**PROBLEM REQUIREMENTS**
Output every line below exactly, please, omitting pictures.

(Entries from a dataset of interfaces)
§

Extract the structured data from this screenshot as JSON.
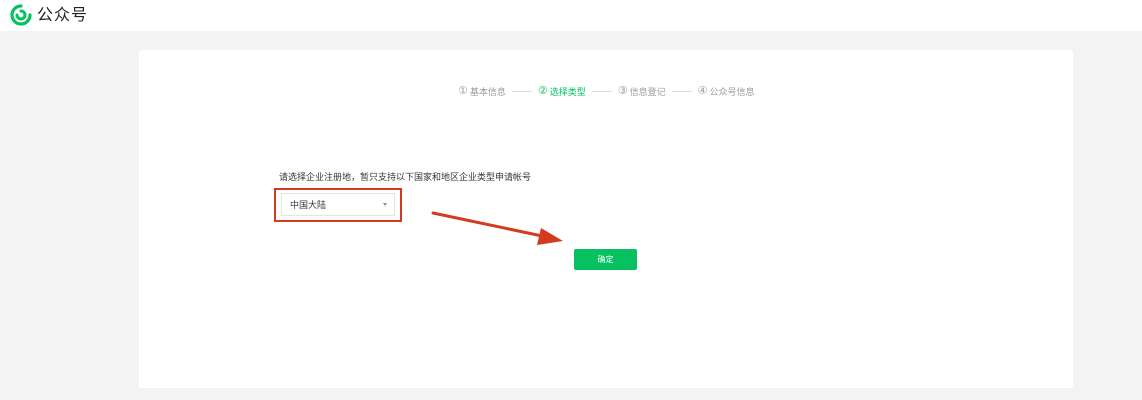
{
  "header": {
    "brand_name": "公众号",
    "logo_icon": "wechat-official-account-logo-icon",
    "brand_color": "#07c160"
  },
  "steps": [
    {
      "number": "①",
      "label": "基本信息",
      "active": false
    },
    {
      "number": "②",
      "label": "选择类型",
      "active": true
    },
    {
      "number": "③",
      "label": "信息登记",
      "active": false
    },
    {
      "number": "④",
      "label": "公众号信息",
      "active": false
    }
  ],
  "form": {
    "prompt": "请选择企业注册地，暂只支持以下国家和地区企业类型申请帐号",
    "region_select": {
      "value": "中国大陆",
      "caret_icon": "caret-down-icon"
    },
    "confirm_label": "确定"
  },
  "annotation": {
    "highlight_color": "#d33a1f",
    "arrow_icon": "red-arrow-icon"
  },
  "colors": {
    "accent": "#07c160",
    "page_background": "#f3f3f3",
    "step_inactive": "#9a9a9a"
  }
}
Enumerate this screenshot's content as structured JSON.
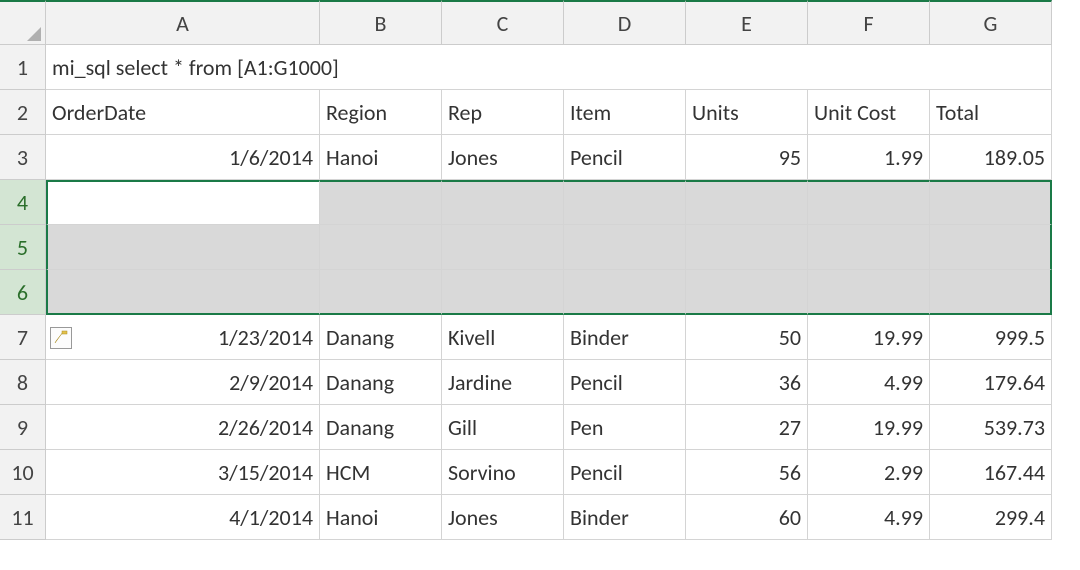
{
  "columns": [
    "A",
    "B",
    "C",
    "D",
    "E",
    "F",
    "G"
  ],
  "rowNumbers": [
    1,
    2,
    3,
    4,
    5,
    6,
    7,
    8,
    9,
    10,
    11
  ],
  "formulaRow": {
    "text": "mi_sql select * from [A1:G1000]"
  },
  "header": {
    "orderDate": "OrderDate",
    "region": "Region",
    "rep": "Rep",
    "item": "Item",
    "units": "Units",
    "unitCost": "Unit Cost",
    "total": "Total"
  },
  "dataRows": [
    {
      "date": "1/6/2014",
      "region": "Hanoi",
      "rep": "Jones",
      "item": "Pencil",
      "units": "95",
      "unitCost": "1.99",
      "total": "189.05"
    },
    {
      "date": "1/23/2014",
      "region": "Danang",
      "rep": "Kivell",
      "item": "Binder",
      "units": "50",
      "unitCost": "19.99",
      "total": "999.5"
    },
    {
      "date": "2/9/2014",
      "region": "Danang",
      "rep": "Jardine",
      "item": "Pencil",
      "units": "36",
      "unitCost": "4.99",
      "total": "179.64"
    },
    {
      "date": "2/26/2014",
      "region": "Danang",
      "rep": "Gill",
      "item": "Pen",
      "units": "27",
      "unitCost": "19.99",
      "total": "539.73"
    },
    {
      "date": "3/15/2014",
      "region": "HCM",
      "rep": "Sorvino",
      "item": "Pencil",
      "units": "56",
      "unitCost": "2.99",
      "total": "167.44"
    },
    {
      "date": "4/1/2014",
      "region": "Hanoi",
      "rep": "Jones",
      "item": "Binder",
      "units": "60",
      "unitCost": "4.99",
      "total": "299.4"
    }
  ],
  "selection": {
    "fromRow": 4,
    "toRow": 6,
    "fromCol": "A",
    "toCol": "G",
    "activeCell": "A4"
  },
  "smartTag": "paste-options-icon"
}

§

**WRITTEN REPLY**
Extract the structured data from this screenshot as JSON.
{
  "header": {
    "brand_name": "公众号",
    "logo_icon": "wechat-official-account-logo-icon",
    "brand_color": "#07c160"
  },
  "steps": [
    {
      "number": "①",
      "label": "基本信息",
      "active": false
    },
    {
      "number": "②",
      "label": "选择类型",
      "active": true
    },
    {
      "number": "③",
      "label": "信息登记",
      "active": false
    },
    {
      "number": "④",
      "label": "公众号信息",
      "active": false
    }
  ],
  "form": {
    "prompt": "请选择企业注册地，暂只支持以下国家和地区企业类型申请帐号",
    "region_select": {
      "value": "中国大陆",
      "caret_icon": "caret-down-icon"
    },
    "confirm_label": "确定"
  },
  "annotation": {
    "highlight_color": "#d33a1f",
    "arrow_icon": "red-arrow-icon"
  },
  "colors": {
    "accent": "#07c160",
    "page_background": "#f3f3f3",
    "step_inactive": "#9a9a9a"
  }
}
Enumerate this screenshot's content as structured JSON.
{
  "columns": [
    "A",
    "B",
    "C",
    "D",
    "E",
    "F",
    "G"
  ],
  "rowNumbers": [
    1,
    2,
    3,
    4,
    5,
    6,
    7,
    8,
    9,
    10,
    11
  ],
  "formulaRow": {
    "text": "mi_sql select * from [A1:G1000]"
  },
  "header": {
    "orderDate": "OrderDate",
    "region": "Region",
    "rep": "Rep",
    "item": "Item",
    "units": "Units",
    "unitCost": "Unit Cost",
    "total": "Total"
  },
  "dataRows": [
    {
      "date": "1/6/2014",
      "region": "Hanoi",
      "rep": "Jones",
      "item": "Pencil",
      "units": "95",
      "unitCost": "1.99",
      "total": "189.05"
    },
    {
      "date": "1/23/2014",
      "region": "Danang",
      "rep": "Kivell",
      "item": "Binder",
      "units": "50",
      "unitCost": "19.99",
      "total": "999.5"
    },
    {
      "date": "2/9/2014",
      "region": "Danang",
      "rep": "Jardine",
      "item": "Pencil",
      "units": "36",
      "unitCost": "4.99",
      "total": "179.64"
    },
    {
      "date": "2/26/2014",
      "region": "Danang",
      "rep": "Gill",
      "item": "Pen",
      "units": "27",
      "unitCost": "19.99",
      "total": "539.73"
    },
    {
      "date": "3/15/2014",
      "region": "HCM",
      "rep": "Sorvino",
      "item": "Pencil",
      "units": "56",
      "unitCost": "2.99",
      "total": "167.44"
    },
    {
      "date": "4/1/2014",
      "region": "Hanoi",
      "rep": "Jones",
      "item": "Binder",
      "units": "60",
      "unitCost": "4.99",
      "total": "299.4"
    }
  ],
  "selection": {
    "fromRow": 4,
    "toRow": 6,
    "fromCol": "A",
    "toCol": "G",
    "activeCell": "A4"
  },
  "smartTag": "paste-options-icon"
}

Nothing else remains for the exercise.